Character Analysis Nick Adams


Nick Adams is the name that Hemingway gave to the fictional persona, largely autobiographical, whom he often wrote about. Like Hemingway himself, Nick is the son of a doctor ("The Indian Camp"; "The Doctor and the Doctor's Wife"); he relishes fishing and hunting in the northern peninsula of Michigan ("Big Two-Hearted River"). He romances a young girl named Marjorie, a summer waitress at a summer resort ("The End of Something"; "The Three-Day Blow"). He goes abroad during World War I and serves as an American Red Cross ambulance driver; he also is a courier, carrying chocolates and cigarettes to Italian soldiers on the Austro-Italian battlefront. And, like Hemingway, Nick suffers a knee wound ("In Another Country"). Unlike Hemingway, however, Nick suffered post-traumatic shock; his mind periodically seems to come unhinged ("A Way You'll Never Be").

In all, Hemingway wrote at least a dozen stories that center around Nick Adams, and in 1972, Scribner's published a volume entitled The Nick Adams Stories.

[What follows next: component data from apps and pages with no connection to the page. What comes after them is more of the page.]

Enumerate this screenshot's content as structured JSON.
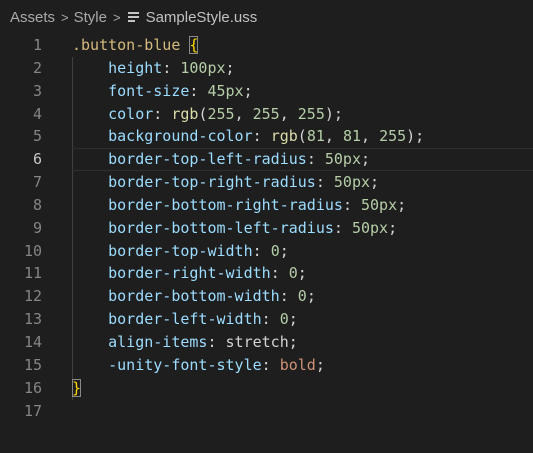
{
  "breadcrumb": {
    "items": [
      "Assets",
      "Style"
    ],
    "file_name": "SampleStyle.uss",
    "separator": ">"
  },
  "editor": {
    "current_line": 6,
    "lines": [
      {
        "n": "1",
        "tokens": [
          {
            "t": ".button-blue",
            "c": "sel"
          },
          {
            "t": " ",
            "c": "punct"
          },
          {
            "t": "{",
            "c": "brace"
          }
        ]
      },
      {
        "n": "2",
        "tokens": [
          {
            "t": "    ",
            "c": "punct"
          },
          {
            "t": "height",
            "c": "prop"
          },
          {
            "t": ": ",
            "c": "punct"
          },
          {
            "t": "100px",
            "c": "num"
          },
          {
            "t": ";",
            "c": "punct"
          }
        ]
      },
      {
        "n": "3",
        "tokens": [
          {
            "t": "    ",
            "c": "punct"
          },
          {
            "t": "font-size",
            "c": "prop"
          },
          {
            "t": ": ",
            "c": "punct"
          },
          {
            "t": "45px",
            "c": "num"
          },
          {
            "t": ";",
            "c": "punct"
          }
        ]
      },
      {
        "n": "4",
        "tokens": [
          {
            "t": "    ",
            "c": "punct"
          },
          {
            "t": "color",
            "c": "prop"
          },
          {
            "t": ": ",
            "c": "punct"
          },
          {
            "t": "rgb",
            "c": "fn"
          },
          {
            "t": "(",
            "c": "punct"
          },
          {
            "t": "255",
            "c": "num"
          },
          {
            "t": ", ",
            "c": "punct"
          },
          {
            "t": "255",
            "c": "num"
          },
          {
            "t": ", ",
            "c": "punct"
          },
          {
            "t": "255",
            "c": "num"
          },
          {
            "t": ");",
            "c": "punct"
          }
        ]
      },
      {
        "n": "5",
        "tokens": [
          {
            "t": "    ",
            "c": "punct"
          },
          {
            "t": "background-color",
            "c": "prop"
          },
          {
            "t": ": ",
            "c": "punct"
          },
          {
            "t": "rgb",
            "c": "fn"
          },
          {
            "t": "(",
            "c": "punct"
          },
          {
            "t": "81",
            "c": "num"
          },
          {
            "t": ", ",
            "c": "punct"
          },
          {
            "t": "81",
            "c": "num"
          },
          {
            "t": ", ",
            "c": "punct"
          },
          {
            "t": "255",
            "c": "num"
          },
          {
            "t": ");",
            "c": "punct"
          }
        ]
      },
      {
        "n": "6",
        "tokens": [
          {
            "t": "    ",
            "c": "punct"
          },
          {
            "t": "border-top-left-radius",
            "c": "prop"
          },
          {
            "t": ": ",
            "c": "punct"
          },
          {
            "t": "50px",
            "c": "num"
          },
          {
            "t": ";",
            "c": "punct"
          }
        ]
      },
      {
        "n": "7",
        "tokens": [
          {
            "t": "    ",
            "c": "punct"
          },
          {
            "t": "border-top-right-radius",
            "c": "prop"
          },
          {
            "t": ": ",
            "c": "punct"
          },
          {
            "t": "50px",
            "c": "num"
          },
          {
            "t": ";",
            "c": "punct"
          }
        ]
      },
      {
        "n": "8",
        "tokens": [
          {
            "t": "    ",
            "c": "punct"
          },
          {
            "t": "border-bottom-right-radius",
            "c": "prop"
          },
          {
            "t": ": ",
            "c": "punct"
          },
          {
            "t": "50px",
            "c": "num"
          },
          {
            "t": ";",
            "c": "punct"
          }
        ]
      },
      {
        "n": "9",
        "tokens": [
          {
            "t": "    ",
            "c": "punct"
          },
          {
            "t": "border-bottom-left-radius",
            "c": "prop"
          },
          {
            "t": ": ",
            "c": "punct"
          },
          {
            "t": "50px",
            "c": "num"
          },
          {
            "t": ";",
            "c": "punct"
          }
        ]
      },
      {
        "n": "10",
        "tokens": [
          {
            "t": "    ",
            "c": "punct"
          },
          {
            "t": "border-top-width",
            "c": "prop"
          },
          {
            "t": ": ",
            "c": "punct"
          },
          {
            "t": "0",
            "c": "num"
          },
          {
            "t": ";",
            "c": "punct"
          }
        ]
      },
      {
        "n": "11",
        "tokens": [
          {
            "t": "    ",
            "c": "punct"
          },
          {
            "t": "border-right-width",
            "c": "prop"
          },
          {
            "t": ": ",
            "c": "punct"
          },
          {
            "t": "0",
            "c": "num"
          },
          {
            "t": ";",
            "c": "punct"
          }
        ]
      },
      {
        "n": "12",
        "tokens": [
          {
            "t": "    ",
            "c": "punct"
          },
          {
            "t": "border-bottom-width",
            "c": "prop"
          },
          {
            "t": ": ",
            "c": "punct"
          },
          {
            "t": "0",
            "c": "num"
          },
          {
            "t": ";",
            "c": "punct"
          }
        ]
      },
      {
        "n": "13",
        "tokens": [
          {
            "t": "    ",
            "c": "punct"
          },
          {
            "t": "border-left-width",
            "c": "prop"
          },
          {
            "t": ": ",
            "c": "punct"
          },
          {
            "t": "0",
            "c": "num"
          },
          {
            "t": ";",
            "c": "punct"
          }
        ]
      },
      {
        "n": "14",
        "tokens": [
          {
            "t": "    ",
            "c": "punct"
          },
          {
            "t": "align-items",
            "c": "prop"
          },
          {
            "t": ": ",
            "c": "punct"
          },
          {
            "t": "stretch",
            "c": "punct"
          },
          {
            "t": ";",
            "c": "punct"
          }
        ]
      },
      {
        "n": "15",
        "tokens": [
          {
            "t": "    ",
            "c": "punct"
          },
          {
            "t": "-unity-font-style",
            "c": "prop"
          },
          {
            "t": ": ",
            "c": "punct"
          },
          {
            "t": "bold",
            "c": "kw"
          },
          {
            "t": ";",
            "c": "punct"
          }
        ]
      },
      {
        "n": "16",
        "tokens": [
          {
            "t": "}",
            "c": "brace"
          }
        ]
      },
      {
        "n": "17",
        "tokens": []
      }
    ]
  },
  "colors": {
    "background": "#1e1e1e",
    "selector": "#d7ba7d",
    "property": "#9cdcfe",
    "number": "#b5cea8",
    "function": "#dcdcaa",
    "keyword_value": "#ce9178",
    "brace": "#ffd700"
  }
}
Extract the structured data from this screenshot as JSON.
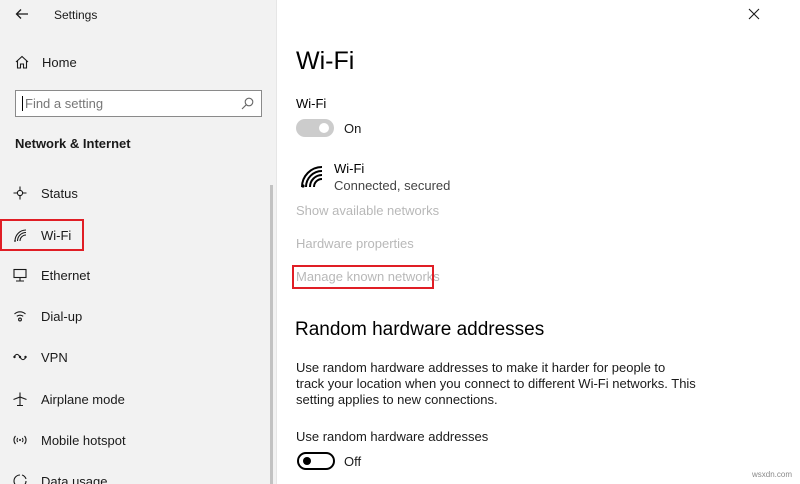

In each of the Nick Adams stories, Nick witnesses — or is a part of — some traumatic event, and Hemingway reveals Nick's reaction to that event. For example, in "Indian Camp," Hemingway focuses on Nick's reaction to a young American Indian man's slitting his throat from ear to ear after listening to his young wife scream for two days and then scream even more during Dr. Adams' cesarean that delivers a baby boy. In "The Doctor and the Doctor's Wife," Nick's blind hero-worship of his father is contrasted with our knowledge that Nick's father has a fraudulent aspect to his character. "The End of Something" and "The Three-Day Blow" revolve around Nick's breaking off with his girlfriend, Marjorie. Nick is not entirely happy with himself afterward; Nick's friend Bill prodded him to break up with her, and, finally, Nick secretly rejoices that he need not be as thoroughly against marriage as Bill is: Romance and women can still be tantalizing; they need not be shackles on a man's future success.

Nick's stay in Summit, Illinois, in "The Killers" ends when he is forced to witness a former prizefighter calmly await certain death by two hired killers. When Nick was a boy, he vowed never to be afraid of death, never to be like the young American Indian husband who "couldn't stand" life's demands. Yet here, Nick leaves Summit. He can't stand to remain in a town where a man lacks the courage to do battle with death — even certain death.

"Big Two-Hearted River" follows Nick after he returns to Michigan from the Italian front during World War I. He takes a train to the upper peninsula and hikes to a stream where he will camp and fish and be alone, where he will slowly perform the rote motions of self-sustaining chores, peeling away the trauma and the scars from his ragged, wounded spirit and newly empowering himself with the healing powers of nature's rituals.